In Manitoba, Miller notes there are no plants or processors that require certification to date but Maple Leaf has indicated that, at some point, they will require both the U.S. and probably the Canadian certification.

“Part of the reason we're doing this program now, ahead of the game, is so we can be proactive and let truckers take the program before they need to have the certification.”

Hutterite Colonies Drive Uptake in Manitoba

ACC Ag Extension Program Coordinator Mary Petersen says she has found that the Hutterite colonies have embraced the need to have this instruction and want all their truckers certified. “They have a number of people that are at the colony and they may be able to drive the truck, but they don't understand the handling of animals,” says Petersen. “This course helps them to address this gap.”

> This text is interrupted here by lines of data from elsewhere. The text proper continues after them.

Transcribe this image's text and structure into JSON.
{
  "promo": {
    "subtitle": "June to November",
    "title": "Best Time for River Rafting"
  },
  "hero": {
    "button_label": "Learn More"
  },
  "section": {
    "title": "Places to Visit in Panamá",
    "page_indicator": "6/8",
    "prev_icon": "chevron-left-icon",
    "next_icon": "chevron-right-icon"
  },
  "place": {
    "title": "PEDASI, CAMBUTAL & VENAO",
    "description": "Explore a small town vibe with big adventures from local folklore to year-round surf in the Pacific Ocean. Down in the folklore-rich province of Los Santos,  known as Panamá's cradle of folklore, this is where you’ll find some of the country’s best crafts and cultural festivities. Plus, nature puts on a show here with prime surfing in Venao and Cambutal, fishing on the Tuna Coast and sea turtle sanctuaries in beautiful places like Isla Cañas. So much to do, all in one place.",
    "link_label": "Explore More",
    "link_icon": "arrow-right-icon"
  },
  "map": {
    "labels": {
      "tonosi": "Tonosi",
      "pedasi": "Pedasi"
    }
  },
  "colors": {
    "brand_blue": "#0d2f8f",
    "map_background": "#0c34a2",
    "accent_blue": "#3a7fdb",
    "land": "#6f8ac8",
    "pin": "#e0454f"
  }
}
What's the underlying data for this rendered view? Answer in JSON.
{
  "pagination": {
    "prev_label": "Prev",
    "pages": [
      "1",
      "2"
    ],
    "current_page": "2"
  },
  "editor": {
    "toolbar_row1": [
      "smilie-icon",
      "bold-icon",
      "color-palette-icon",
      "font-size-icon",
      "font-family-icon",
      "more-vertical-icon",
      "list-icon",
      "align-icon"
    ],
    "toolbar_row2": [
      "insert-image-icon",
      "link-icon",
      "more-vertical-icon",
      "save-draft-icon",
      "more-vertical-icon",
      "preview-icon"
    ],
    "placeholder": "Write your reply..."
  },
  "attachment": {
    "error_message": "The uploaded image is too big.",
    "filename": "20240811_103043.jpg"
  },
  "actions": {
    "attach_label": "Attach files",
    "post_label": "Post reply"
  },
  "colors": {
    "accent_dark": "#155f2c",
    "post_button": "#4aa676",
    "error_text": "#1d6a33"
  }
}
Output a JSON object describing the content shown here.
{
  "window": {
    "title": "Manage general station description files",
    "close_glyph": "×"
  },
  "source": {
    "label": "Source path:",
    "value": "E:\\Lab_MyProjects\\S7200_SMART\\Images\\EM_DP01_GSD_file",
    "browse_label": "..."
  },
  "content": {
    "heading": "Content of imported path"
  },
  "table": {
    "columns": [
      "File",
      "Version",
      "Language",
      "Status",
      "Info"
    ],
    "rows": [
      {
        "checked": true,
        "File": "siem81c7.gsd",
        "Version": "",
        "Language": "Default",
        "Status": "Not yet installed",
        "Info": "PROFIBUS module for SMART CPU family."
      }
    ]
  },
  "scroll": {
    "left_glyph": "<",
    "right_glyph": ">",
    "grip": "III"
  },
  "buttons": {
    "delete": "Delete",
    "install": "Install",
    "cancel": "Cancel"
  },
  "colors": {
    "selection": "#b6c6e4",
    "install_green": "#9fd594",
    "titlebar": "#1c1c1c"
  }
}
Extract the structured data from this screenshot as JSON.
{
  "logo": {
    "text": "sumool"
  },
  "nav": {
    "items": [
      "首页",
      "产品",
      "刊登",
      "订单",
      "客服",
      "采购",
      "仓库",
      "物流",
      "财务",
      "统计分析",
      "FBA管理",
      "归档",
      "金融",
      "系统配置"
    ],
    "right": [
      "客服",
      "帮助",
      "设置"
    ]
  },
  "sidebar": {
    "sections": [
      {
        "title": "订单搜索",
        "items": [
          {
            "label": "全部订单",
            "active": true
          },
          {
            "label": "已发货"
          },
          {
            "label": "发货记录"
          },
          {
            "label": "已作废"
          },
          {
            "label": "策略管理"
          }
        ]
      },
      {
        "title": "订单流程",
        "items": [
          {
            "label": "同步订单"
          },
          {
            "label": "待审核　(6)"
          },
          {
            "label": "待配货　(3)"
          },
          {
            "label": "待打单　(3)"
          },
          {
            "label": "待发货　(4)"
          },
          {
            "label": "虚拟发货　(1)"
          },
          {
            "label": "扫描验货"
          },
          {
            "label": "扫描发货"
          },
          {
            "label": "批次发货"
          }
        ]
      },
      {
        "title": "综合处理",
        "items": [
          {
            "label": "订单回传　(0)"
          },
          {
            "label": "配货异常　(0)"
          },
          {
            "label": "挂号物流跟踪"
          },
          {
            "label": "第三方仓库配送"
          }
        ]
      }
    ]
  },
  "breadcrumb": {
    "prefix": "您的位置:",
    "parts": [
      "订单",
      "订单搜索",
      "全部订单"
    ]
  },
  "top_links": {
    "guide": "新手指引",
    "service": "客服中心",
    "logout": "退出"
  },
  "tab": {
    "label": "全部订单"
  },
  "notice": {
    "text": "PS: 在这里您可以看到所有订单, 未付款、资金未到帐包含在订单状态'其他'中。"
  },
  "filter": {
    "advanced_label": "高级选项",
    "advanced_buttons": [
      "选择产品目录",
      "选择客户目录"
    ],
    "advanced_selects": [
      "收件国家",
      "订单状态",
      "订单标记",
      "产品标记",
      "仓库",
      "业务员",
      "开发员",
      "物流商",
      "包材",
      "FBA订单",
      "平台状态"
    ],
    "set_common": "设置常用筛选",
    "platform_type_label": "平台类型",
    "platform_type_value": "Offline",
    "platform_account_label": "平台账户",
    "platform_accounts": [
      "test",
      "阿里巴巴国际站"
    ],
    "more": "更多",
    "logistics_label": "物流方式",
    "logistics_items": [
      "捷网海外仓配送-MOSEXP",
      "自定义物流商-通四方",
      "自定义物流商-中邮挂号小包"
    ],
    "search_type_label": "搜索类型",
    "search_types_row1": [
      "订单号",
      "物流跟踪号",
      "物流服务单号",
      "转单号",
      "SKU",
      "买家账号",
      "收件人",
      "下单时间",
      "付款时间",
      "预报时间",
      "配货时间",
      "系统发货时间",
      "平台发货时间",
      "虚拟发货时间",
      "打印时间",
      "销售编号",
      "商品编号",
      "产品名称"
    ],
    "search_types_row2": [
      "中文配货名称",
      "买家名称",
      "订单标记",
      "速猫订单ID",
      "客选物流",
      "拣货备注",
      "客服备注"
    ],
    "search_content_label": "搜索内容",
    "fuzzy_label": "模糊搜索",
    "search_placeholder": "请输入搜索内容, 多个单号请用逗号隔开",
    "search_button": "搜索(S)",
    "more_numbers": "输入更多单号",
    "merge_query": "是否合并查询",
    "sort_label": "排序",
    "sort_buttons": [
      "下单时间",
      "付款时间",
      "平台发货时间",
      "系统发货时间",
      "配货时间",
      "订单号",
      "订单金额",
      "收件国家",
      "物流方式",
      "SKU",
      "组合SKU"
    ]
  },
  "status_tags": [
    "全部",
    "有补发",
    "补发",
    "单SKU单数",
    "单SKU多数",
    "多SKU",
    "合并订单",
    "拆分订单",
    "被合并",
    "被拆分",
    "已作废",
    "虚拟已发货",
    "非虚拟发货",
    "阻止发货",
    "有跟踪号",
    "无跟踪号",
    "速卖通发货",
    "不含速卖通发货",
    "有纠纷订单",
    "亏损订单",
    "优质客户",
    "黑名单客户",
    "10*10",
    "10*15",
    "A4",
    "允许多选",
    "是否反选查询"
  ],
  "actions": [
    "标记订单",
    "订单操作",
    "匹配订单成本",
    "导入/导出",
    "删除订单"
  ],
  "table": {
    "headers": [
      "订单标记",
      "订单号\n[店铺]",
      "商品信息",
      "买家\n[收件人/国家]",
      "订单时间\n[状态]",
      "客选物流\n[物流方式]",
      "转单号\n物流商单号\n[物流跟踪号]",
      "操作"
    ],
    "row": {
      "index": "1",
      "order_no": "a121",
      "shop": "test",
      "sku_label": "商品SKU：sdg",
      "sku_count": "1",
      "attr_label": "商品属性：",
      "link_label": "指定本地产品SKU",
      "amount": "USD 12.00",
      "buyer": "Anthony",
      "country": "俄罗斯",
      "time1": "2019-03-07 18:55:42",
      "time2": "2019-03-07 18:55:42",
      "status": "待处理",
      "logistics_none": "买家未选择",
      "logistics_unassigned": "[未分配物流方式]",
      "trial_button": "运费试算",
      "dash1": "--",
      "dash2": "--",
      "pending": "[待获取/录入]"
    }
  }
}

She notes Mitchell’s in Saskatoon has made the course mandatory and word travels fast in the Hutterite communities.

Companion Canadian Component Focuses on Canadian Conditions

To complement the U.S. package, ACC has developed its own companion Canadian package.

Miller explains, “We felt as an industry that the U.S. manual did not have enough information on certain topics and it actually missed a few topics like the CQA, handling weanlings, biosecurity and, of course, Canadian regulations .”

As a result, the Canadian portion was written as an addendum to the U.S. material. It adds extra detail to sections in the U.S. package as well as information on Canadian Quality Assurance, the Animal Care Assessment Tool, cold weather hauling, handling early weaned pigs and specifically Canadian regulations.

New Manifest Assists with Animal Welfare

A tool that was developed by Sask Pork to help assist in the development of traceability within the swine industry is also helping to improve animal welfare during transportation.

A new trucker’s manifest has been in circulation in Saskatchewan since April. The first printing of the manifest was gobbled up quickly, but now copies are in the hands of most truckers in the province.

Sask Pork’s Wagner explains that it is part of being able to understand where the animals come from and where they're going to so we can follow them along the whole chain through production and movement and then processing and food distribution in a more orderly fashion.

He points out this document also contains sections for comment by every party, the farmer, the transporter and the packing plant. If there's anything that's gone wrong or there is any challenge or issue anywhere along the whole chain, it can be noted.

“If there's an animal that's got a limp or injured himself during the transportation process, it can be noted on there so the other parties know what happened.”

In Saskatchewan, Trucker Quality Assurance training is delivered by Sask Pork, under a licensing agreement with the National Pork Board.

Under that agreement the National Pork Board provides the manuals and materials, processes completed examination forms and maintains a database, accessible by U.S. and Canadian packing plants, of certified drivers.

Costs for the service are covered by Sask Pork through the levy it collects on the sale of hogs produced in Saskatchewan as one of the services it offers the province's hog industry.

“It's not inexpensive to develop a program and to maintain it and it seems like a cost-effective way of doing it,” Wagner explains.

“We are cooperating with the National Pork Board and U.S. pork producers on a fairly regular basis in many different areas, so it's just a natural fit. We have this continental market and pigs are moving all over, all the time and it just makes sense to work together.”

Universal Access to Training Important

Wagner believes the key is to make the information available to producers and to transporters, particularly the guys on some farms that may not be working in the barn. They may just haul pigs and they don't have quite as much background to understand that pigs have needs of their own and have specific requirements in transportation and handling.

“We’re not going to teach them everything about how to handle pigs in an afternoon,” Wagner concedes. “But the idea is to raise awareness and plant the seed that these animals need to be treated in a specific manner that meets their needs.”

For Farmscape.Ca, I'm Bruce Cochrane.

5m Editor